Indeed, from where we stand today, the challenges of the next 10 years throw down an important gauntlet for us as a network. It challenges us more to showcase the strength of our membership, now 53 international, national and local organisations with exceptional expertise and reach. It forces us to do more to convince politicians and power holders that anticipation and early action can moderate the effects of our changing climate and slow the spread of disease. It tests our resolve and commitment to ‘localisation’ and, spurred on by our emerging hubs, compels us to accelerate both the technical and transformational side of decentralisation and power shifts. At such a pivotal time, our decade of experience as a positive disruptor, backed by the courage of our convictions, should serve us well.

Will 2020 be a defining moment for our network for the next ten years?

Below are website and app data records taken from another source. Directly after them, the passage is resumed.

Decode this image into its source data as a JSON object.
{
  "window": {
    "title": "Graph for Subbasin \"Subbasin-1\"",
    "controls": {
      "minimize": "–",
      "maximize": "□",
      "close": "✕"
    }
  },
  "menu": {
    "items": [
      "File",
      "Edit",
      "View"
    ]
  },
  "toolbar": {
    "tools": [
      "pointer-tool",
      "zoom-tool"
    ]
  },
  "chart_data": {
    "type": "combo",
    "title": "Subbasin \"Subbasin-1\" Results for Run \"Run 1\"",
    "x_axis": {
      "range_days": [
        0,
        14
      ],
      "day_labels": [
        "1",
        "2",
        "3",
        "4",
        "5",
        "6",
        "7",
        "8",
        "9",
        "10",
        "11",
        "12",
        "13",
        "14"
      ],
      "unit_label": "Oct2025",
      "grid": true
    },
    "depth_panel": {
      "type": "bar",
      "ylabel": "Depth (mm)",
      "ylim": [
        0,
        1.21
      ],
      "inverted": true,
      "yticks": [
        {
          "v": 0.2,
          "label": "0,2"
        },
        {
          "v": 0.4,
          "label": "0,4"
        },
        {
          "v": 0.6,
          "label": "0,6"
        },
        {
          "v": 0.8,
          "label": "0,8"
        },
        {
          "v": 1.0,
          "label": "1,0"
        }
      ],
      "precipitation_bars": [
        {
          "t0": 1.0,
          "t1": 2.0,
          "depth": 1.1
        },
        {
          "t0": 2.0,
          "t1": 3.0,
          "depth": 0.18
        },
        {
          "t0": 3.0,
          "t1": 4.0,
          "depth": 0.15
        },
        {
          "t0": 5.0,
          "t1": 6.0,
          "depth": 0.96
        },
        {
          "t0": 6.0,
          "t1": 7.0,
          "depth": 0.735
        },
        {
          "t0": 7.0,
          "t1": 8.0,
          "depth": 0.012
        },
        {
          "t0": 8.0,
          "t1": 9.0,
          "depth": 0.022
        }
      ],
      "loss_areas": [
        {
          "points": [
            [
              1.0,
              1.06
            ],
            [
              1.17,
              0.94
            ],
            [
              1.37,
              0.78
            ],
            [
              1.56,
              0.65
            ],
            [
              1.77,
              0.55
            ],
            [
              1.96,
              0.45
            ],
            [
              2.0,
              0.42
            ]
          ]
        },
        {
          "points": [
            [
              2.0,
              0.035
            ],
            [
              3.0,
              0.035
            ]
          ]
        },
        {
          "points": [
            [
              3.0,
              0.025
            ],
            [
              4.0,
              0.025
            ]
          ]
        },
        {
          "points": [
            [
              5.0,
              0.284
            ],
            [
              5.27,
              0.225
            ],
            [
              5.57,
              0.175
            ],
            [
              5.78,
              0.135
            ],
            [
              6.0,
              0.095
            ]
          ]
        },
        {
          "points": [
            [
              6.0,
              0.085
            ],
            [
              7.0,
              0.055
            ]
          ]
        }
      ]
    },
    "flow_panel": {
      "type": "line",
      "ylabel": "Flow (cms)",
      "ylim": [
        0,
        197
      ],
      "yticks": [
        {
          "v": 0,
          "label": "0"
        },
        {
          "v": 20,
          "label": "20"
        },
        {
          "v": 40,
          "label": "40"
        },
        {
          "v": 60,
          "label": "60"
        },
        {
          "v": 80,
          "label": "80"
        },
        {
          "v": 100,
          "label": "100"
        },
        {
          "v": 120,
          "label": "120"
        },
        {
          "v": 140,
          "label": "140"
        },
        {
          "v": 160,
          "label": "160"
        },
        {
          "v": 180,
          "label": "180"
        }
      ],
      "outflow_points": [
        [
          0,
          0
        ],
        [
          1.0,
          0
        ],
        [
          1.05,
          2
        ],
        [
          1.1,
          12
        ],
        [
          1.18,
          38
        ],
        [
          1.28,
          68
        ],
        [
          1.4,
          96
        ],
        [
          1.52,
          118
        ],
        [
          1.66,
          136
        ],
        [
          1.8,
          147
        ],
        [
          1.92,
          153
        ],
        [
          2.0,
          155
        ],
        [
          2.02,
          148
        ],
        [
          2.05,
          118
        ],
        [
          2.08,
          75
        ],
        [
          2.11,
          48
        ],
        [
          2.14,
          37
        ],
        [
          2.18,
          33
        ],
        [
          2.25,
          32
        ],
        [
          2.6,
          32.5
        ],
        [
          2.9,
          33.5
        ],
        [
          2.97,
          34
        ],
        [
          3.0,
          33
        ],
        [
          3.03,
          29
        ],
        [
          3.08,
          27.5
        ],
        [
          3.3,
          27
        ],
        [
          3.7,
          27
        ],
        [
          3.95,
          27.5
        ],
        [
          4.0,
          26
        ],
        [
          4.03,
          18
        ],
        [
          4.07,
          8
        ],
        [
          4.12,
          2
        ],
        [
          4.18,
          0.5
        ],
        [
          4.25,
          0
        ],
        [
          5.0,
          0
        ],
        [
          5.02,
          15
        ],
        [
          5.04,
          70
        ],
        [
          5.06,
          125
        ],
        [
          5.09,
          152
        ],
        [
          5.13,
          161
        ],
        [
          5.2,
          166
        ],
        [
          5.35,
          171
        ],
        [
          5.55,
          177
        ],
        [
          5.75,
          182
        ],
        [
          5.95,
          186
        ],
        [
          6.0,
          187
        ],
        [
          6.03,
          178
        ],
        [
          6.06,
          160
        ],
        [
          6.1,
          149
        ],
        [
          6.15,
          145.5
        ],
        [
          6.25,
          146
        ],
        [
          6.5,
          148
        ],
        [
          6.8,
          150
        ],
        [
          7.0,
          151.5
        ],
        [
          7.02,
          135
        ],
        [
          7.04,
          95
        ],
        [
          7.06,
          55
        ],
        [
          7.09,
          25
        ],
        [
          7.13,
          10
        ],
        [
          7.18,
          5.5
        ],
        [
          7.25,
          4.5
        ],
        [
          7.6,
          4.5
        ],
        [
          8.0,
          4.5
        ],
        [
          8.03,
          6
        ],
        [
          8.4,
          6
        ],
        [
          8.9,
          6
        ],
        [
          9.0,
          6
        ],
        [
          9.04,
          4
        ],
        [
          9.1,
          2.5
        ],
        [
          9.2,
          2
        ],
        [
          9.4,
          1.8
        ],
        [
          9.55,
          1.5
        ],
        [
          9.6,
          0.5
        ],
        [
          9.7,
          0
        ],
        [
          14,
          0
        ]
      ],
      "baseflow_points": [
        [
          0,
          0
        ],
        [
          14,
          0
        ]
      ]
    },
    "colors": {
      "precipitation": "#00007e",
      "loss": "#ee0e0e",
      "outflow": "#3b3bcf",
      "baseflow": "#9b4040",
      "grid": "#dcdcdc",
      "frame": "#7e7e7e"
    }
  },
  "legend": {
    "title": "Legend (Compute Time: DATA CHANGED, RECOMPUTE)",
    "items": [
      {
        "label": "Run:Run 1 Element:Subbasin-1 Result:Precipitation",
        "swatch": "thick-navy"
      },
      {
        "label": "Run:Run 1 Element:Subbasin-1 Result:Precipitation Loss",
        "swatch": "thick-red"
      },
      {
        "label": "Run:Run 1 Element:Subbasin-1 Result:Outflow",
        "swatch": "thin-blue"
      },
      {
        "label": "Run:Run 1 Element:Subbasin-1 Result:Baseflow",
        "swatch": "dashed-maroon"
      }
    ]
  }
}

Or will it be yet another time when we shrug our shoulders and repeat, ‘never again’. Well, that’s up to us…

Read our online publication: A Decade of Positive Disruption

We thank all of the contributors…

  • Muhammad Amad Pakistan IDEA
  • Davide Zappa UK DFID
  • Catalina Jaime UK Red Cross Climate Centre
  • Emilie Vautravers Cameroon Solidarités International
  • Kristen Knutson Aisa-Pacific OCHA
  • Oenone Chadburn UK Tearfund
  • Imamul Shahi Bangladesh BRAC
  • Monday Itoghor Nigeria Environmental and Rural Mediation Centre (ENVIRUMEDIC)
  • Gang Karume Augustin DRC Rebuild Hope for Africa
  • Jahin Shams Sakkhar Bangladesh Uttaran
  • Manu Gupta India SEEDS
  • Conor Molloy Ethiopia CAFOD, SCIAF & Trócaire [CST]
  • Jean Mukenga Cameroon International Medical Corps
  • Alexandra Rüth Ethiopia Deutsches Rotes Kreuz (German Red Cross)
  • Ashraful Haque Bangladesh FOREWARN Coordinator, hosted by the International Centre for Climate Change and Development
  • Soane Patolo Tonga MORDI Tonga
  • Mir Alif Reza Bangladesh Satkhira Local Government Office
  • Tarik Oufkir Morocco Association Maroc Solidarité Médico-Sociale
  • Bereket Tassew Ethiopia Wolaita Kale Hewot Church Terepeza Development Association
  • Francis Atul Sarker Bangladesh Caritas Bangladesh
  • Normann Steinmaier Germany Deutsche Welthungerhilfe
  • Angelo Melencio Philipines Plan international
  • Jeremy Wellard Thailand ICVA
  • Anna Skeels UK Elrha
  • Hara Caracostas Tunisia Danish Refugee Council
  • Marian Casey-Maslen UK CDAC
  • Eva Kaplan Middle east IRC
  • Sengpor Lao Laos CARE
  • Lynn Walker Zimbabwe Tree of Life
  • Rabia Sabri Pakistan Community World Service Asia
  • Naser Haghamed UK Islamic Relief Worldwide
  • Lodovica Tranchini Tunisia Danish Refugee Council
  • Clemens Gros Germany Red Cross Red Crescent Climate Centre
  • Kazi Amdadul Hoque Bangladesh Friendship
  • Masi Latianara Fiji Habitat for Humanity
  • Ja Nu Myanmar Metta Development Foundation
  • Mel Phadtare UK Global Chaos Map Team, Anglia Ruskin University and FOREWARN member
  • Emily Hockenhull UK Action Against Hunger
  • Olivier Koch-Mathian Philipines ACTED
  • Caroline Burrage US TechSoup
  • Duke Ivn Amin Bangladesh JAGO NARI
  • Sana Zulfiquar Pakistan National Humanitarian Network
  • Antoinette Chibi Senegal World Vision
  • Aisha Jamshad Pakistan Welthungerhilfe
  • Cedric Daep Philippines Albay Public Safety and Emergency Management Office/Provincial Disaster Risk Reduction Management Office
  • Benedict Balderrama The Philippines SAFER
  • Yitna Tekaligne Ethiopia Chrisitan Aid
  • Yusuf Hussein Ibrahim Somalia Adeso
  • Jane Kigen Kenya ActionAid
  • Michael Mosselmans UK Chrisitan Aid
  • Henry Glorieux Bangladesh Office of the UN Resident Coordinator
  • Elisa Claessens Tunisia Terre d’Asile Tunisie
  • Andrew Kavala Malawi MANEPO
  • Patrick Katelo Issako Kenya PACIDA
  • Jorge Andrés Giraldo López Colombia COCOMACIA
  • Hugo Icu Guatemala ASECSA
  • Diluksion Francis Sri Lanka Oxfam
  • Alice Obrecht UK ALNAP
  • Tirtha Prasad Saikia India NEADS
  • Nanise Volau Oceania PIANGO
  • Jennifer Poidatz South Sudan CRS
  • Abril Páez Mexico CADENA